---------- Given records
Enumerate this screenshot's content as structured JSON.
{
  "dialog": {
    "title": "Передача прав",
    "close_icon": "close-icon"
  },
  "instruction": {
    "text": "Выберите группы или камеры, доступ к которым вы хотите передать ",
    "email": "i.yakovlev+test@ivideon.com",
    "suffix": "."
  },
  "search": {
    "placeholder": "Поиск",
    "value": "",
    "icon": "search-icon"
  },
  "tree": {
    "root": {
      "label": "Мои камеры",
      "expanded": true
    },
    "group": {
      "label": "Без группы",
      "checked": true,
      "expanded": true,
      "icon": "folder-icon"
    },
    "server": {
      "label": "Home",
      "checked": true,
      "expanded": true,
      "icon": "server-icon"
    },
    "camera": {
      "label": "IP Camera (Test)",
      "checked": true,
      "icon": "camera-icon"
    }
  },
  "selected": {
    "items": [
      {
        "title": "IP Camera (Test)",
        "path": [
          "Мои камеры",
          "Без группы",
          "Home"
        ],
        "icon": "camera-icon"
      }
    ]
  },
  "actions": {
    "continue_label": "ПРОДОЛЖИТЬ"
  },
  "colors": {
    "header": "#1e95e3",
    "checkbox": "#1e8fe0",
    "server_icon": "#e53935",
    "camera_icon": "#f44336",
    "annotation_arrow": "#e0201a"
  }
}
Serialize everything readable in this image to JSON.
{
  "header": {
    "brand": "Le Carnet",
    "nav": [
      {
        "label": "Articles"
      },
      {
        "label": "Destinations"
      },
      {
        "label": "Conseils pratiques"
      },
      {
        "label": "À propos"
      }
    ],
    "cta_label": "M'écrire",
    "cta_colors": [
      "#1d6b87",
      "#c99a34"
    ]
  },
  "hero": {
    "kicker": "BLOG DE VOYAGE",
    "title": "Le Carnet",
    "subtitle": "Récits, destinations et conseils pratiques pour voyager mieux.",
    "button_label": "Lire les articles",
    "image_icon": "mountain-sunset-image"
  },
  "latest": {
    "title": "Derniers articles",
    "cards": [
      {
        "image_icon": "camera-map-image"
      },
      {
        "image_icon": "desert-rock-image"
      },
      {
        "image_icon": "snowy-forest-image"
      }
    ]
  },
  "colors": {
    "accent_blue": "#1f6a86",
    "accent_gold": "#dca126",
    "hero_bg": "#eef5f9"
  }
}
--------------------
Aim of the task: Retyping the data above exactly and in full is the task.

Finished exercise:
Enumerate this screenshot's content as structured JSON.
{
  "dialog": {
    "title": "Передача прав",
    "close_icon": "close-icon"
  },
  "instruction": {
    "text": "Выберите группы или камеры, доступ к которым вы хотите передать ",
    "email": "i.yakovlev+test@ivideon.com",
    "suffix": "."
  },
  "search": {
    "placeholder": "Поиск",
    "value": "",
    "icon": "search-icon"
  },
  "tree": {
    "root": {
      "label": "Мои камеры",
      "expanded": true
    },
    "group": {
      "label": "Без группы",
      "checked": true,
      "expanded": true,
      "icon": "folder-icon"
    },
    "server": {
      "label": "Home",
      "checked": true,
      "expanded": true,
      "icon": "server-icon"
    },
    "camera": {
      "label": "IP Camera (Test)",
      "checked": true,
      "icon": "camera-icon"
    }
  },
  "selected": {
    "items": [
      {
        "title": "IP Camera (Test)",
        "path": [
          "Мои камеры",
          "Без группы",
          "Home"
        ],
        "icon": "camera-icon"
      }
    ]
  },
  "actions": {
    "continue_label": "ПРОДОЛЖИТЬ"
  },
  "colors": {
    "header": "#1e95e3",
    "checkbox": "#1e8fe0",
    "server_icon": "#e53935",
    "camera_icon": "#f44336",
    "annotation_arrow": "#e0201a"
  }
}
Serialize everything readable in this image to JSON.
{
  "header": {
    "brand": "Le Carnet",
    "nav": [
      {
        "label": "Articles"
      },
      {
        "label": "Destinations"
      },
      {
        "label": "Conseils pratiques"
      },
      {
        "label": "À propos"
      }
    ],
    "cta_label": "M'écrire",
    "cta_colors": [
      "#1d6b87",
      "#c99a34"
    ]
  },
  "hero": {
    "kicker": "BLOG DE VOYAGE",
    "title": "Le Carnet",
    "subtitle": "Récits, destinations et conseils pratiques pour voyager mieux.",
    "button_label": "Lire les articles",
    "image_icon": "mountain-sunset-image"
  },
  "latest": {
    "title": "Derniers articles",
    "cards": [
      {
        "image_icon": "camera-map-image"
      },
      {
        "image_icon": "desert-rock-image"
      },
      {
        "image_icon": "snowy-forest-image"
      }
    ]
  },
  "colors": {
    "accent_blue": "#1f6a86",
    "accent_gold": "#dca126",
    "hero_bg": "#eef5f9"
  }
}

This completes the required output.